■ Directions ■
Each line in the entries below that holds the word "tongue" belongs in the answer.

■ Data ■
--- START ---

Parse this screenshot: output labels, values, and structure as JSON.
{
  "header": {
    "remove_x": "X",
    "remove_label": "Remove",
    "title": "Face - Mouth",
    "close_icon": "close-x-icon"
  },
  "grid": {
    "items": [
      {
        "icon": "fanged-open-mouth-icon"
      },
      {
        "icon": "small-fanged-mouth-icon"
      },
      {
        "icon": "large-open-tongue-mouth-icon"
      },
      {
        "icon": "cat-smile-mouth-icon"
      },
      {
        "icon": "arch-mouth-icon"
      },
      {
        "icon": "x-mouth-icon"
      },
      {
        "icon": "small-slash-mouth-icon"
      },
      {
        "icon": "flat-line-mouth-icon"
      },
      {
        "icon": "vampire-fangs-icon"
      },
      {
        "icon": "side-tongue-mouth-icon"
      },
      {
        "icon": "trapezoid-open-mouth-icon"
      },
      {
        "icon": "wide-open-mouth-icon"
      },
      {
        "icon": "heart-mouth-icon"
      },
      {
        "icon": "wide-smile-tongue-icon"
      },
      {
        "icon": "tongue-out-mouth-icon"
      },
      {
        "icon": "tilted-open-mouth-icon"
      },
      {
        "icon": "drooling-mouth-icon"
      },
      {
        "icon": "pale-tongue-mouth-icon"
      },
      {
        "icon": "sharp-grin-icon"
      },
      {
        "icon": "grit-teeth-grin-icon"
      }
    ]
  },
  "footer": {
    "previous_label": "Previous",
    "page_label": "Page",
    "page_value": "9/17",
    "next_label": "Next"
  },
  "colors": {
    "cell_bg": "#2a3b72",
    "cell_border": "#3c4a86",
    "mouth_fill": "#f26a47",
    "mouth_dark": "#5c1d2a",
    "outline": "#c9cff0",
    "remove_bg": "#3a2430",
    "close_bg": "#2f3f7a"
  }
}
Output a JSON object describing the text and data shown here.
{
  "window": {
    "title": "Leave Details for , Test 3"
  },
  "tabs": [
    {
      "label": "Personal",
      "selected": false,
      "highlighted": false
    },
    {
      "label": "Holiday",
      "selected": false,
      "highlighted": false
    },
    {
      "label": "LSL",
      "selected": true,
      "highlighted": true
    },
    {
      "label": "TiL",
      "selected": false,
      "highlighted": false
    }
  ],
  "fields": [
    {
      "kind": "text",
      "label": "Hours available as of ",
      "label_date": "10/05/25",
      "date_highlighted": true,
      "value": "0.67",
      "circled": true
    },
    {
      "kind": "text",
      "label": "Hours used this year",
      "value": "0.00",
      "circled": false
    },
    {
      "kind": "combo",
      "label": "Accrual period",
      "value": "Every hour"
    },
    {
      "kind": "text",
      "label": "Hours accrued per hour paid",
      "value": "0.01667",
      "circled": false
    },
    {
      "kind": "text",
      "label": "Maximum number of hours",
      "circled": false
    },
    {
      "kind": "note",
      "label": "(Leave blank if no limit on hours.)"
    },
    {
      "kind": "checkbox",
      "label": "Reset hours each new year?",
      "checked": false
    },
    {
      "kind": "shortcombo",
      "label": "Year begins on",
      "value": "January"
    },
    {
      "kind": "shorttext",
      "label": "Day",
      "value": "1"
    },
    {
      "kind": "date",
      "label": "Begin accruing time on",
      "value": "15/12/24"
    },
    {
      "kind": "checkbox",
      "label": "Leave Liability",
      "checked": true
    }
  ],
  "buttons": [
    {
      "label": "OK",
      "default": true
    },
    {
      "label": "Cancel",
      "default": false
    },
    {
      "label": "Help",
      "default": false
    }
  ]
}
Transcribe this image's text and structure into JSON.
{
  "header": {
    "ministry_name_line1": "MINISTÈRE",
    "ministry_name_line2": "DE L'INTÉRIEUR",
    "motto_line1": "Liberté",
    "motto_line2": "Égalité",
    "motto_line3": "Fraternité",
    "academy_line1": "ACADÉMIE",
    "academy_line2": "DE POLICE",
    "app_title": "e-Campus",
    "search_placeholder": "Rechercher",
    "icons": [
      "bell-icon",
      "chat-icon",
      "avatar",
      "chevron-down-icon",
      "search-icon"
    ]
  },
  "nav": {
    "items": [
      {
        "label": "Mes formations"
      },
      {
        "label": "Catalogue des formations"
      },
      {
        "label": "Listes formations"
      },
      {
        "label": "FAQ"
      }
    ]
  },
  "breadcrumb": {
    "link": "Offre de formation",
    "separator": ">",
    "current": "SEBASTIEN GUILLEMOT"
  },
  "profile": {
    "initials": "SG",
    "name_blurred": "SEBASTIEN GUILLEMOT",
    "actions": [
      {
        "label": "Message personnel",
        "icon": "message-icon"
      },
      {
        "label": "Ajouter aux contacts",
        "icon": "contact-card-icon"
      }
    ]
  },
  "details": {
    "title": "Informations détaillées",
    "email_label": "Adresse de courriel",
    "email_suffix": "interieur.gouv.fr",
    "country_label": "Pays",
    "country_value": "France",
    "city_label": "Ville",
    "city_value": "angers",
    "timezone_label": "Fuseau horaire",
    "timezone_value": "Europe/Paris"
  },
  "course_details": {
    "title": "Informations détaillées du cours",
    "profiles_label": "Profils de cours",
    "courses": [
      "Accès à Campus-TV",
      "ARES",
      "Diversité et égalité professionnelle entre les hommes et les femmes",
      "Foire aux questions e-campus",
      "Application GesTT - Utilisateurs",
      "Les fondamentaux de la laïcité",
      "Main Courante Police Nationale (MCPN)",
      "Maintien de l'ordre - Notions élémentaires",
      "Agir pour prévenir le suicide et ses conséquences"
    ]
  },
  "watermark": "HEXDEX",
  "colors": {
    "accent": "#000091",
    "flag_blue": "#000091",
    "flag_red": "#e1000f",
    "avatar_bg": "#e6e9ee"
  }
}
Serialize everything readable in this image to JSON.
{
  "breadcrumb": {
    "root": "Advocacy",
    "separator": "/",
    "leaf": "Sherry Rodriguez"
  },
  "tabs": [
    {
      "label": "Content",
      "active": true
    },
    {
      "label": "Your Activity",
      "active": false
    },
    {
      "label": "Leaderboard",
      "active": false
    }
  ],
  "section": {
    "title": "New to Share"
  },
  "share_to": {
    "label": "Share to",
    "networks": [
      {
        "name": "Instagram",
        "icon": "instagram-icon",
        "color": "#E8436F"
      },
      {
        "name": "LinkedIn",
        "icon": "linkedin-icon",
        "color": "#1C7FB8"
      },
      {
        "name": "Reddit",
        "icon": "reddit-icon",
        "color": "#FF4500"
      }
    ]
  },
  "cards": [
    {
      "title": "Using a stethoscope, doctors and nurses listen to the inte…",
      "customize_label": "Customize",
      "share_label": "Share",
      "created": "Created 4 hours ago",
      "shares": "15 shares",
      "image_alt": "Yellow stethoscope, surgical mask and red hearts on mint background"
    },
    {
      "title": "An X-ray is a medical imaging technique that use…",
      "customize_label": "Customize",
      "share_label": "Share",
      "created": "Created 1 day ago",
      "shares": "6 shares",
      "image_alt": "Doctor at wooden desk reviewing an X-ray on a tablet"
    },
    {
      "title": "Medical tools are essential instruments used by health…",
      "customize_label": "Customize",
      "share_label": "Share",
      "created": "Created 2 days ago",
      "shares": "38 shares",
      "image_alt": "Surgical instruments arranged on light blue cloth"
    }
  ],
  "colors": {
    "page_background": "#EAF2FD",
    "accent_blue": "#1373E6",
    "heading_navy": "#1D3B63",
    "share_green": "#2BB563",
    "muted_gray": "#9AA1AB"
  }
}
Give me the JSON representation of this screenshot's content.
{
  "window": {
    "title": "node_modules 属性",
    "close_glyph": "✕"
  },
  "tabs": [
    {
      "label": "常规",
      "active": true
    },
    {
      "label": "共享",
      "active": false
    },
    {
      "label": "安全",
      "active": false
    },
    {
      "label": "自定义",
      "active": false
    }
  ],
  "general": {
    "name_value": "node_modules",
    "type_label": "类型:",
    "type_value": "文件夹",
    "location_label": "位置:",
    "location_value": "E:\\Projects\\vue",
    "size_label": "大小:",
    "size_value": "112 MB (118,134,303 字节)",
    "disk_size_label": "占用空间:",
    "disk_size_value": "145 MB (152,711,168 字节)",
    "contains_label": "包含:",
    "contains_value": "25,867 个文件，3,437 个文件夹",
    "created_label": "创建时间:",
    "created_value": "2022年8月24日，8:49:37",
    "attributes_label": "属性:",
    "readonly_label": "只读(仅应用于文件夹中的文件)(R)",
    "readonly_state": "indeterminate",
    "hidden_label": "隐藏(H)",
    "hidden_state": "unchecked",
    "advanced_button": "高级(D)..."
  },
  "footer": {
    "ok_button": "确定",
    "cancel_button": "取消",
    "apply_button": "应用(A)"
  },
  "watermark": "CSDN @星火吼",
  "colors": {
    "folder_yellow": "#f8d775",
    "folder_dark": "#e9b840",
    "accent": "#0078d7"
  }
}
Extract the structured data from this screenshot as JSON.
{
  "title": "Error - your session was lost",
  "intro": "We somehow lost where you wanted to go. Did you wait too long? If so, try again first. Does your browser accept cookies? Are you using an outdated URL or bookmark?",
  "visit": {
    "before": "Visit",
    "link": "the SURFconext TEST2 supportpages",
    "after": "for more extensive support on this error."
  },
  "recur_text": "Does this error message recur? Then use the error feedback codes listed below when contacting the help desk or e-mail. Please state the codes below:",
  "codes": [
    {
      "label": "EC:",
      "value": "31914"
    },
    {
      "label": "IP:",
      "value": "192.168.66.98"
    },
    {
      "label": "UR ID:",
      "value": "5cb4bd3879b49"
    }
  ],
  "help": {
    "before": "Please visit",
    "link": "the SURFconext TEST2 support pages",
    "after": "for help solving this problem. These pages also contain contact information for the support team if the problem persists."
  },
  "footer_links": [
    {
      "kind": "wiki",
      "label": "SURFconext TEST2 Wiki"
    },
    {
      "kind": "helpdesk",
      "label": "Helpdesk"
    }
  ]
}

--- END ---

■ Completed exercise ■
        "icon": "large-open-tongue-mouth-icon"
        "icon": "side-tongue-mouth-icon"
        "icon": "wide-smile-tongue-icon"
        "icon": "tongue-out-mouth-icon"
        "icon": "pale-tongue-mouth-icon"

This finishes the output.